NEW ULM - As District 88 mulls the latest round of budget cuts, its relatively new all-day every-day kindergarten program is back in the spotlight.
Can the district save money by changing back to half days? More importantly, is it the right thing to do? These questions are being pondered by administrators, the school board and teachers alike.
District 88 implemented the current full-day program in the fall of the 1999-2000 school year, Superintendent Harold Remme recaps.
The initial year, one section of half-day programming was maintained.
Only full-day programming has been offered since.
The kindergarten staff has modified previous curriculum and instructional methods to reflect the extended allotment of time, Remme notes.
Anecdotal evaluation comments - collected annually from parents, kindergarten teachers and first grade staff - have been very positive about the full-day experience, Remme says.
First grade teachers report that students are better prepared for academic rigor. Social and behavior adjustments also improved.
The full-day program provides more time to spend actively engaged in child-initiated and small-group activities, Remme adds. The extra time is especially beneficial to high-needs students.
National studies link full-day programs to academic readiness improvement in both reading and math - with the greatest improvement in math. (Perhaps, educators speculate, while parents of young children read to them at home, they do not necessarily explicitly teach the children math skills.)
On Remme's request, students in the transition year were tracked by the District Academic Coordinator of Excellence, Tami Sens. However, out of the 17 students in the half-day program in 1999-2000, only six remained in the school system by fifth grade. This turnover rate - which Sens says is not that atypical of classes as a whole - made a meaningful comparison of academic success difficult.
Assuming a class of 145 students, in seven class sections, the full-day program costs about $350,000 in teacher salaries, Remme says.
Conversely, the program saves money on transportation - because the children do not have to be transported to their homes or daycare at mid-day.
A half-day program, then, would save $175,000 in teacher salaries - but it would raise back transportation costs.
"Much depends on exactly where everyone lives" but, judging from past experience, two, three, or even four, bus routes may need to be added back, says Remme.
With each route priced at $40,500, the additional transportation expense could be $81,000 to $162,000.

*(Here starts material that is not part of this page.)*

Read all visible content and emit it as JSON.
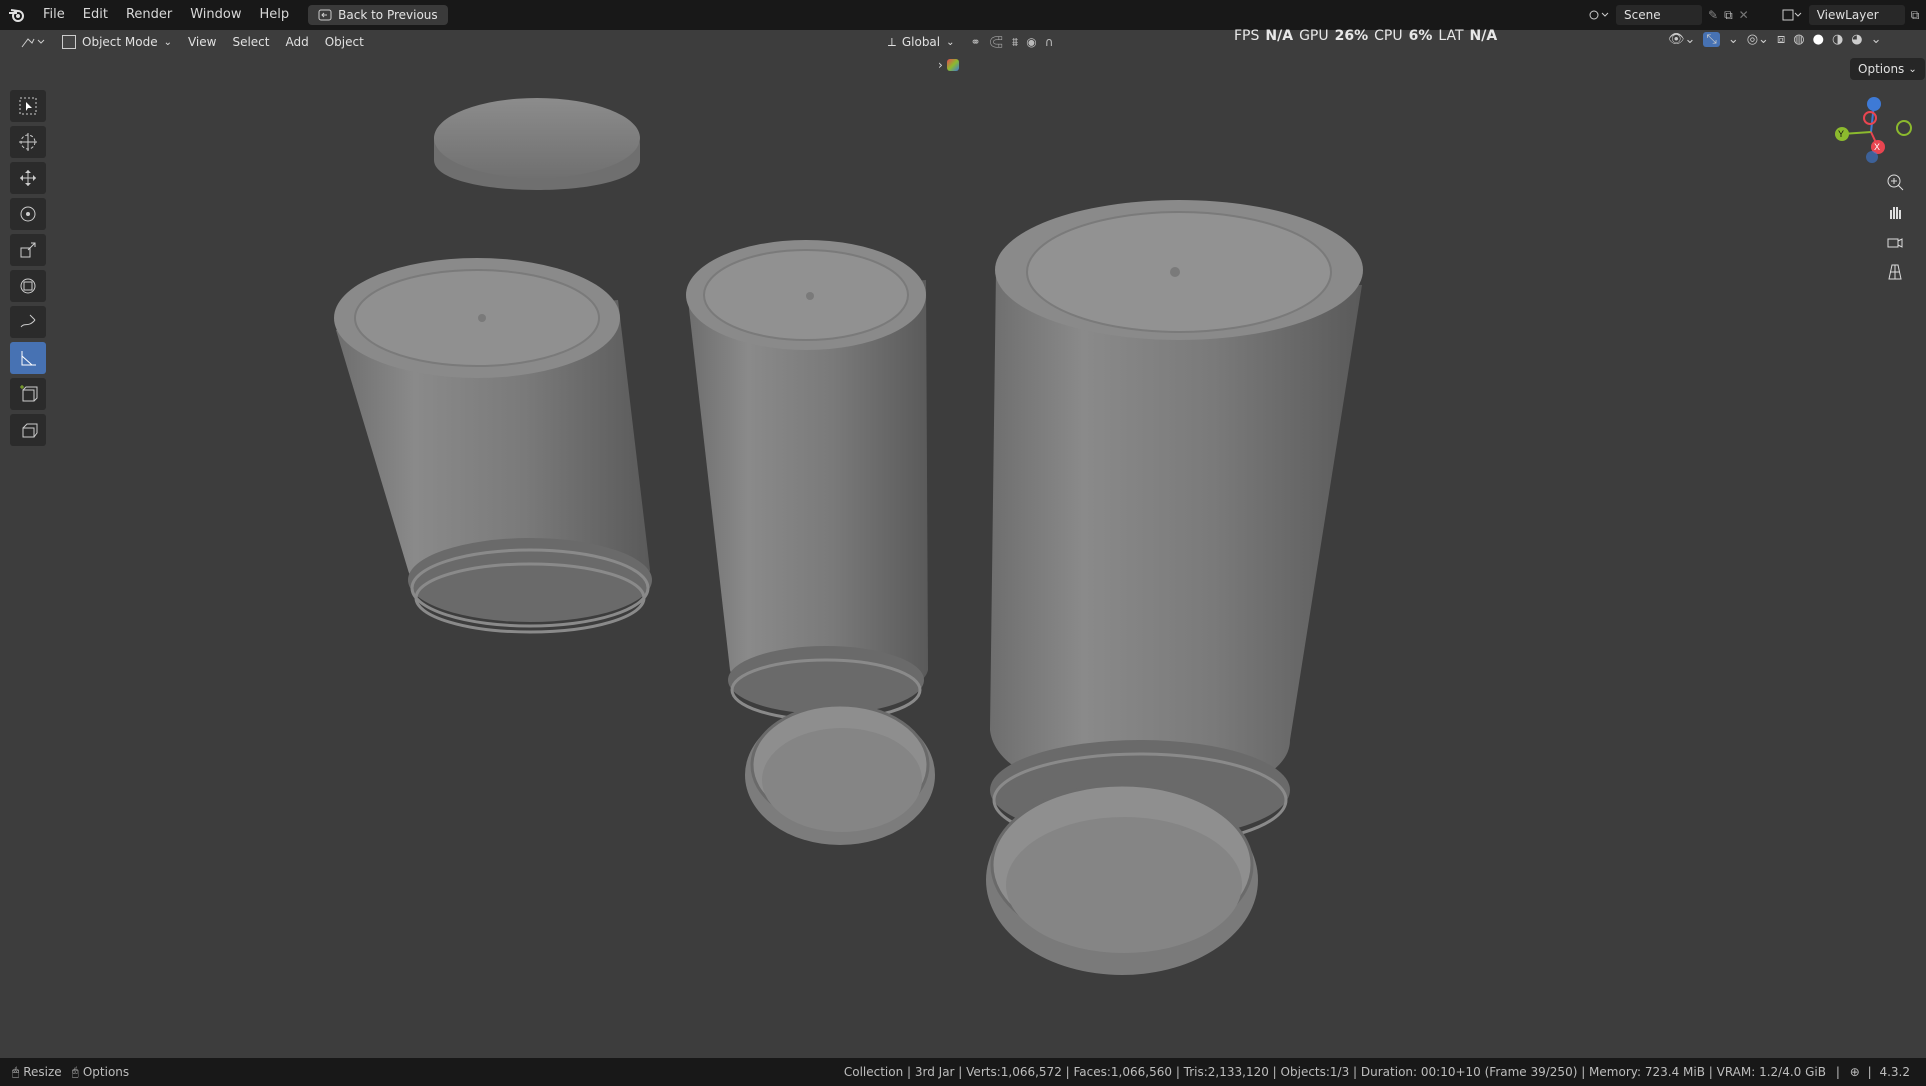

As a result, the district would net savings in the $13,000 to $94,500 range - more likely around $53,000 - if it cut back.
Anecdotal comments are overwhelmingly in support of full-day kindergarten - despite it being statistically difficult to prove, Remme sums up.

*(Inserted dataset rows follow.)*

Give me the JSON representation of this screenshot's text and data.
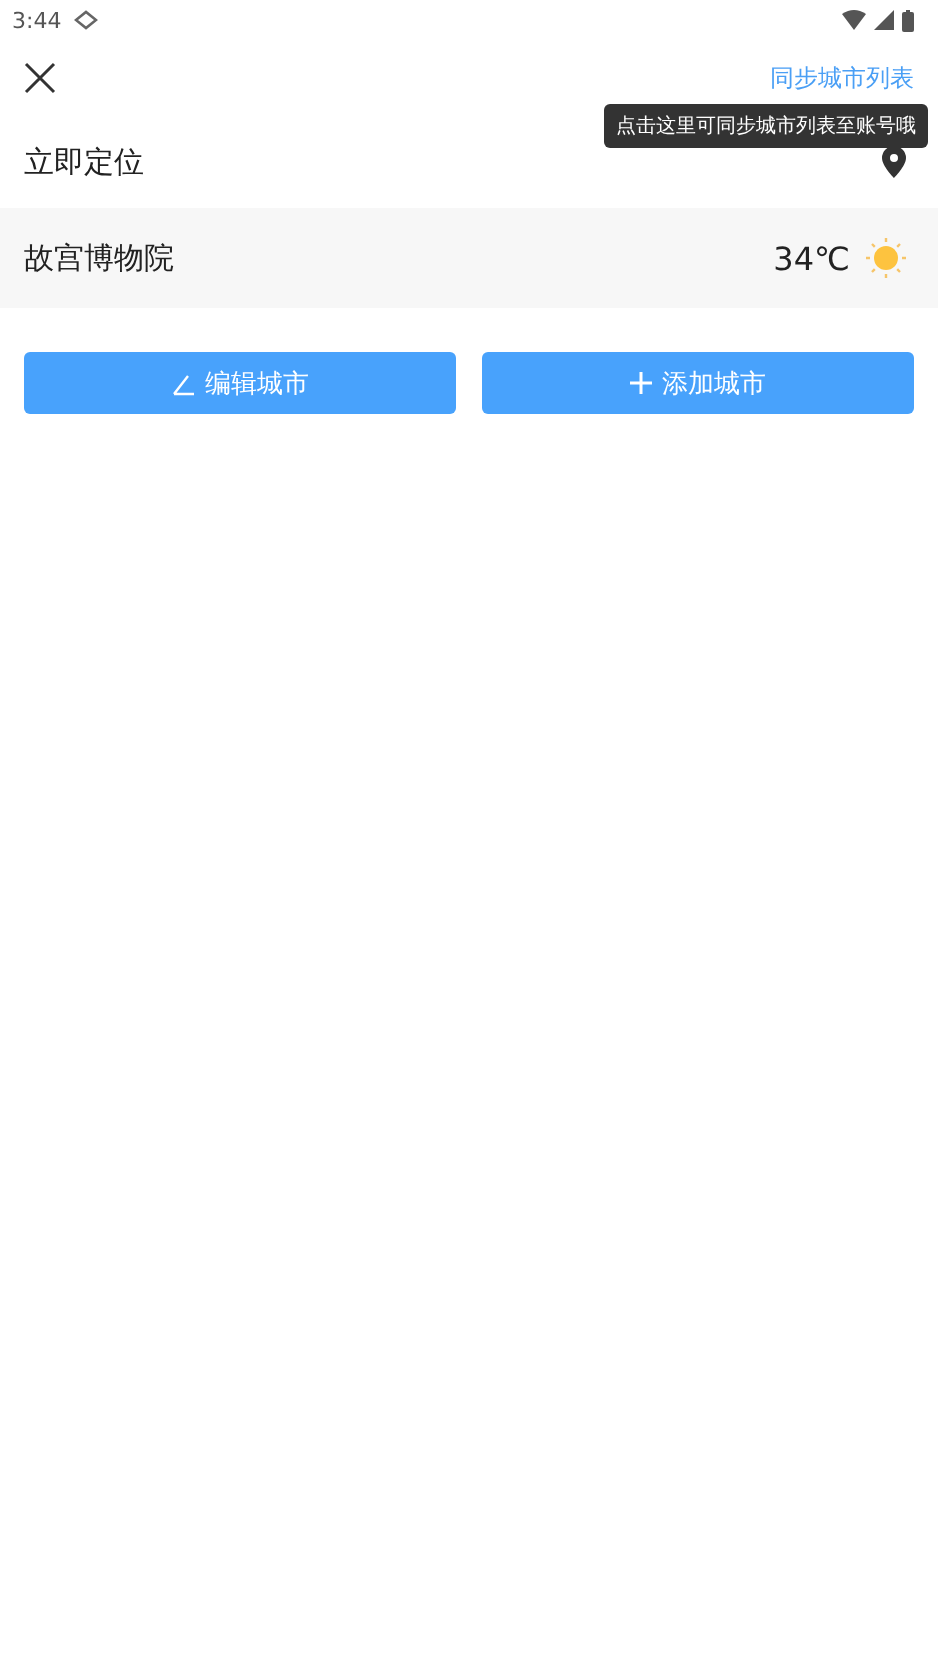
{
  "status_bar": {
    "time": "3:44"
  },
  "header": {
    "sync_link": "同步城市列表",
    "tooltip": "点击这里可同步城市列表至账号哦"
  },
  "locate_row": {
    "label": "立即定位"
  },
  "cities": [
    {
      "name": "故宫博物院",
      "temperature": "34℃",
      "kind": "sunny"
    }
  ],
  "buttons": [
    {
      "label": "编辑城市",
      "kind": "edit"
    },
    {
      "label": "添加城市",
      "kind": "add"
    }
  ]
}
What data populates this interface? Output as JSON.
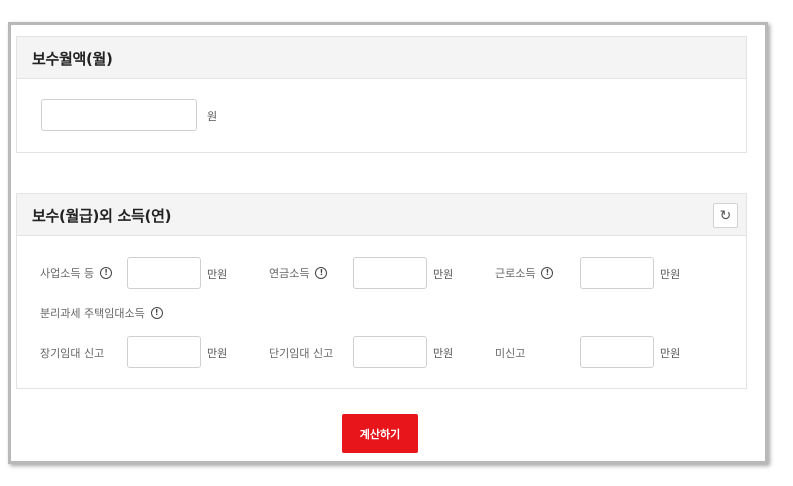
{
  "monthly_pay": {
    "title": "보수월액(월)",
    "input_value": "",
    "unit": "원"
  },
  "other_income": {
    "title": "보수(월급)외 소득(연)",
    "reset_icon": "↻",
    "info_icon": "!",
    "fields": [
      {
        "label": "사업소득 등",
        "value": "",
        "unit": "만원"
      },
      {
        "label": "연금소득",
        "value": "",
        "unit": "만원"
      },
      {
        "label": "근로소득",
        "value": "",
        "unit": "만원"
      }
    ],
    "rental_title": "분리과세 주택임대소득",
    "rental_fields": [
      {
        "label": "장기임대 신고",
        "value": "",
        "unit": "만원"
      },
      {
        "label": "단기임대 신고",
        "value": "",
        "unit": "만원"
      },
      {
        "label": "미신고",
        "value": "",
        "unit": "만원"
      }
    ]
  },
  "calculate_button": "계산하기"
}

Also, a curriculum revision would be necessary if the program goes back to half day, he notes.
One, though not crucial, side benefit of moving back to a half-day program would be making three more classrooms available for other uses at Jefferson School.
Perhaps, Remme suggests, officials should not outright discard an out-of-the-box option - an all-day, every-other-day program. This alternative - which would result in kindergarten staff becoming part-time - would potentially save $140,000, with no impact on transportation costs.

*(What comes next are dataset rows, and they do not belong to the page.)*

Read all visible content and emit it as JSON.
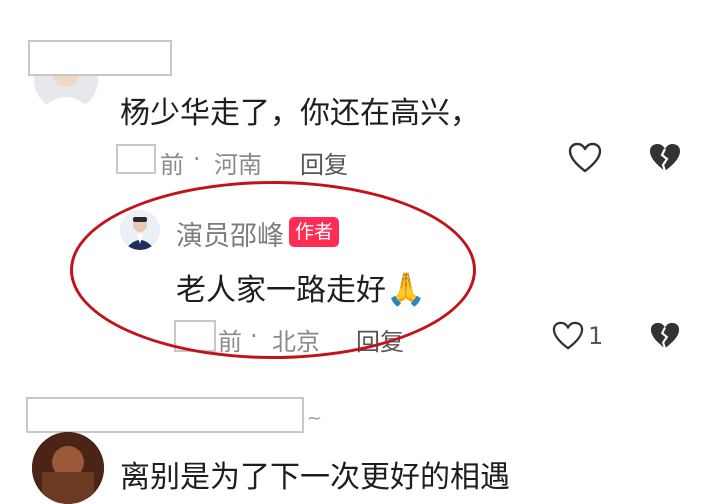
{
  "comments": [
    {
      "text": "杨少华走了，你还在高兴，",
      "time": "前",
      "separator": "·",
      "location": "河南",
      "reply_label": "回复"
    },
    {
      "author": "演员邵峰",
      "author_badge": "作者",
      "text": "老人家一路走好",
      "emoji": "🙏",
      "time": "前",
      "separator": "·",
      "location": "北京",
      "reply_label": "回复",
      "like_count": "1"
    },
    {
      "name_suffix": "~",
      "text": "离别是为了下一次更好的相遇"
    }
  ],
  "icons": {
    "like": "heart-outline-icon",
    "dislike": "broken-heart-icon"
  },
  "colors": {
    "badge": "#ff2d55",
    "annotation_oval": "#c4121b"
  }
}
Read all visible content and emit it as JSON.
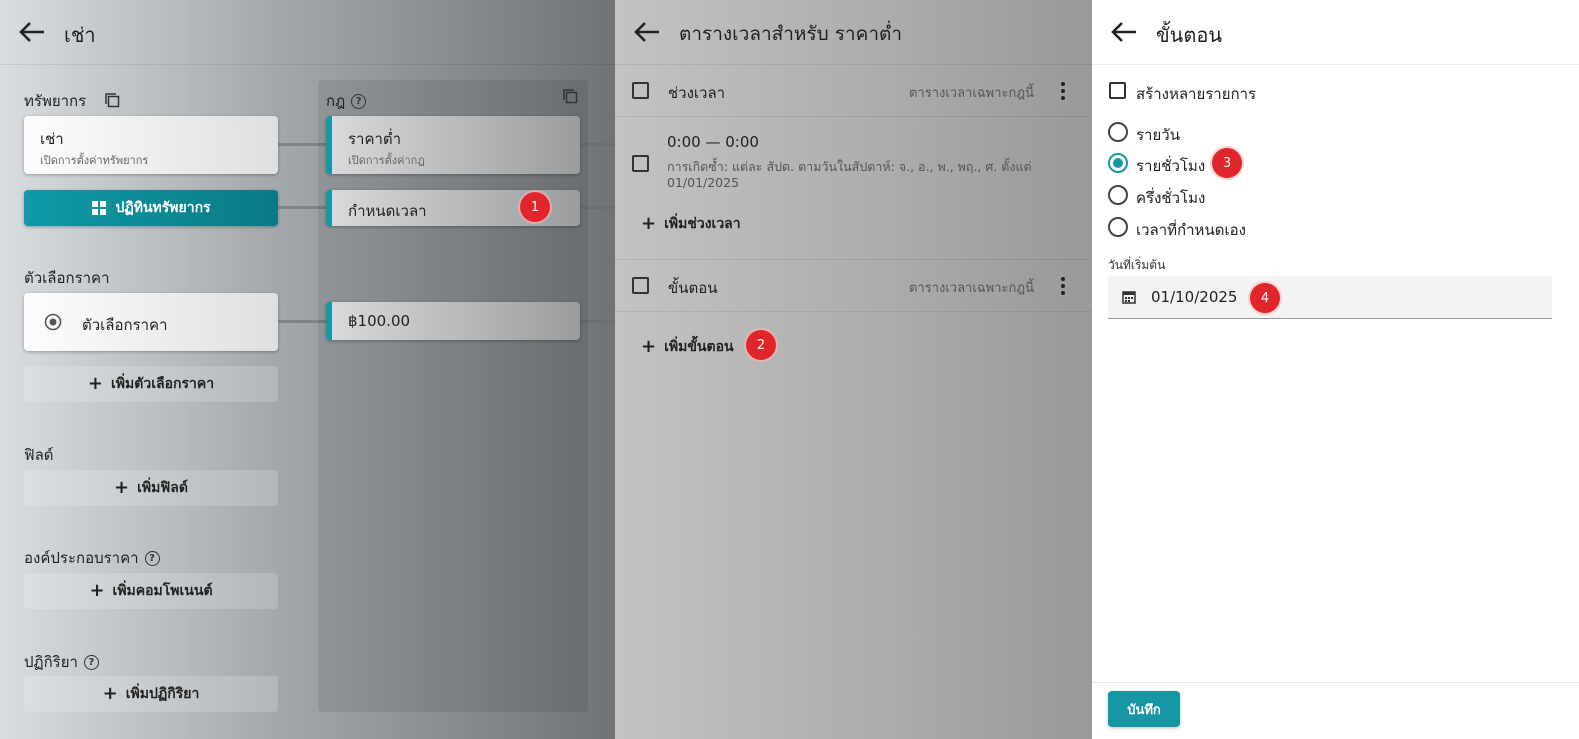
{
  "colors": {
    "accent": "#1597a4",
    "badge": "#e0262b"
  },
  "panel1": {
    "title": "เช่า",
    "resources_label": "ทรัพยากร",
    "resource_card": {
      "title": "เช่า",
      "subtitle": "เปิดการตั้งค่าทรัพยากร"
    },
    "calendar_button": "ปฏิทินทรัพยากร",
    "price_options_label": "ตัวเลือกราคา",
    "price_option_card": "ตัวเลือกราคา",
    "add_price_option": "เพิ่มตัวเลือกราคา",
    "fields_label": "ฟิลด์",
    "add_field": "เพิ่มฟิลด์",
    "components_label": "องค์ประกอบราคา",
    "add_component": "เพิ่มคอมโพเนนต์",
    "actions_label": "ปฏิกิริยา",
    "add_action": "เพิ่มปฏิกิริยา",
    "rules_label": "กฎ",
    "rule_card": {
      "title": "ราคาต่ำ",
      "subtitle": "เปิดการตั้งค่ากฎ"
    },
    "schedule_card": "กำหนดเวลา",
    "price_card": "฿100.00"
  },
  "panel2": {
    "title": "ตารางเวลาสำหรับ ราคาต่ำ",
    "intervals": {
      "title": "ช่วงเวลา",
      "meta": "ตารางเวลาเฉพาะกฎนี้"
    },
    "interval_item": {
      "time": "0:00 — 0:00",
      "desc_line1": "การเกิดซ้ำ: แต่ละ สัปด. ตามวันในสัปดาห์: จ., อ., พ., พฤ., ศ. ตั้งแต่",
      "desc_line2": "01/01/2025"
    },
    "add_interval": "เพิ่มช่วงเวลา",
    "steps": {
      "title": "ขั้นตอน",
      "meta": "ตารางเวลาเฉพาะกฎนี้"
    },
    "add_step": "เพิ่มขั้นตอน"
  },
  "panel3": {
    "title": "ขั้นตอน",
    "create_multiple": "สร้างหลายรายการ",
    "options": [
      "รายวัน",
      "รายชั่วโมง",
      "ครึ่งชั่วโมง",
      "เวลาที่กำหนดเอง"
    ],
    "selected_option": "รายชั่วโมง",
    "start_date_label": "วันที่เริ่มต้น",
    "start_date_value": "01/10/2025",
    "save_label": "บันทึก"
  },
  "badges": [
    "1",
    "2",
    "3",
    "4"
  ]
}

Neither administrators nor the school board have unequivocally signalled their leanings on program change.
Some kindergarten teachers, though, point out another aspect - the "competition" for students.
With strong private schools in town - which have instituted their own full-day programs, albeit following the public system's lead - full-day kindergarten is seen as a selling point.
Said a teacher:
"You can't imagine how many parents come to our open house sitting on the fence. We can by no means assume that they'll send their children here, just because they came to the open house. Many parents are shopping for a school."
The current promotional video shown at District 88 kindergarten open houses emphasizes the benefits of a full-day program.